App and web page records:
■ ■ ■ ■

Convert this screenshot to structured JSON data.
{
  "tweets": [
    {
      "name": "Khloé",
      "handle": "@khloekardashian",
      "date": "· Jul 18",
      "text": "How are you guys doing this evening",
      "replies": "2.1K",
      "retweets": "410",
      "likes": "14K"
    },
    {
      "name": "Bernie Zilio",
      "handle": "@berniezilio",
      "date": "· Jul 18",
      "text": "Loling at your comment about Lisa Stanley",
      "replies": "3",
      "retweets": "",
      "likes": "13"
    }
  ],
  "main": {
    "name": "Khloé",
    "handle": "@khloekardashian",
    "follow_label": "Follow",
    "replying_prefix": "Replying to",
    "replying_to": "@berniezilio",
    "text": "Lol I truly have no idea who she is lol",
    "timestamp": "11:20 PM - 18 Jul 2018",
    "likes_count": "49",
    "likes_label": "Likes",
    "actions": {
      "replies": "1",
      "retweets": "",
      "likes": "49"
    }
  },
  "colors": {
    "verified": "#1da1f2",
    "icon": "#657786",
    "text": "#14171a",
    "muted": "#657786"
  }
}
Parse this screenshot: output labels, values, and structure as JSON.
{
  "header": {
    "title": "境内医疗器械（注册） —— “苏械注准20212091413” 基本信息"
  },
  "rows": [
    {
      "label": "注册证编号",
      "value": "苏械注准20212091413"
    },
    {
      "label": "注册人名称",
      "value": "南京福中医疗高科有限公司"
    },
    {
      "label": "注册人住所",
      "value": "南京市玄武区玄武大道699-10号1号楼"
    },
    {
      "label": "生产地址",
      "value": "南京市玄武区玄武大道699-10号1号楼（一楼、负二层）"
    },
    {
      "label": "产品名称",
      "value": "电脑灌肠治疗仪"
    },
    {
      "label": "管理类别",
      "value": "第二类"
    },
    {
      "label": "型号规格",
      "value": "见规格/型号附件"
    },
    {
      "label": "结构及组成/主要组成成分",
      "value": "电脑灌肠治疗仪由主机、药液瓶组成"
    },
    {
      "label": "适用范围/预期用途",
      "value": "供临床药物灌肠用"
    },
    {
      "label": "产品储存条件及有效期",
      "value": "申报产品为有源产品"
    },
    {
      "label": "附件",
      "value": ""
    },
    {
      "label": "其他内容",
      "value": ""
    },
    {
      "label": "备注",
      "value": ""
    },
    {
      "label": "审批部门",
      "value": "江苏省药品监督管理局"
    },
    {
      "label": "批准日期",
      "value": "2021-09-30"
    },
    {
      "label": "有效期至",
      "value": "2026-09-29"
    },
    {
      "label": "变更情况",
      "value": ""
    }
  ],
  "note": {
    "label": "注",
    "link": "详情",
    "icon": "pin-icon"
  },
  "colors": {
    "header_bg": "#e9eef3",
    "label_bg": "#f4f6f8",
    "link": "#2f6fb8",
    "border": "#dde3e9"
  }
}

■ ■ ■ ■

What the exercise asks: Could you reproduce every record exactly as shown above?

Response:
Convert this screenshot to structured JSON data.
{
  "tweets": [
    {
      "name": "Khloé",
      "handle": "@khloekardashian",
      "date": "· Jul 18",
      "text": "How are you guys doing this evening",
      "replies": "2.1K",
      "retweets": "410",
      "likes": "14K"
    },
    {
      "name": "Bernie Zilio",
      "handle": "@berniezilio",
      "date": "· Jul 18",
      "text": "Loling at your comment about Lisa Stanley",
      "replies": "3",
      "retweets": "",
      "likes": "13"
    }
  ],
  "main": {
    "name": "Khloé",
    "handle": "@khloekardashian",
    "follow_label": "Follow",
    "replying_prefix": "Replying to",
    "replying_to": "@berniezilio",
    "text": "Lol I truly have no idea who she is lol",
    "timestamp": "11:20 PM - 18 Jul 2018",
    "likes_count": "49",
    "likes_label": "Likes",
    "actions": {
      "replies": "1",
      "retweets": "",
      "likes": "49"
    }
  },
  "colors": {
    "verified": "#1da1f2",
    "icon": "#657786",
    "text": "#14171a",
    "muted": "#657786"
  }
}
Parse this screenshot: output labels, values, and structure as JSON.
{
  "header": {
    "title": "境内医疗器械（注册） —— “苏械注准20212091413” 基本信息"
  },
  "rows": [
    {
      "label": "注册证编号",
      "value": "苏械注准20212091413"
    },
    {
      "label": "注册人名称",
      "value": "南京福中医疗高科有限公司"
    },
    {
      "label": "注册人住所",
      "value": "南京市玄武区玄武大道699-10号1号楼"
    },
    {
      "label": "生产地址",
      "value": "南京市玄武区玄武大道699-10号1号楼（一楼、负二层）"
    },
    {
      "label": "产品名称",
      "value": "电脑灌肠治疗仪"
    },
    {
      "label": "管理类别",
      "value": "第二类"
    },
    {
      "label": "型号规格",
      "value": "见规格/型号附件"
    },
    {
      "label": "结构及组成/主要组成成分",
      "value": "电脑灌肠治疗仪由主机、药液瓶组成"
    },
    {
      "label": "适用范围/预期用途",
      "value": "供临床药物灌肠用"
    },
    {
      "label": "产品储存条件及有效期",
      "value": "申报产品为有源产品"
    },
    {
      "label": "附件",
      "value": ""
    },
    {
      "label": "其他内容",
      "value": ""
    },
    {
      "label": "备注",
      "value": ""
    },
    {
      "label": "审批部门",
      "value": "江苏省药品监督管理局"
    },
    {
      "label": "批准日期",
      "value": "2021-09-30"
    },
    {
      "label": "有效期至",
      "value": "2026-09-29"
    },
    {
      "label": "变更情况",
      "value": ""
    }
  ],
  "note": {
    "label": "注",
    "link": "详情",
    "icon": "pin-icon"
  },
  "colors": {
    "header_bg": "#e9eef3",
    "label_bg": "#f4f6f8",
    "link": "#2f6fb8",
    "border": "#dde3e9"
  }
}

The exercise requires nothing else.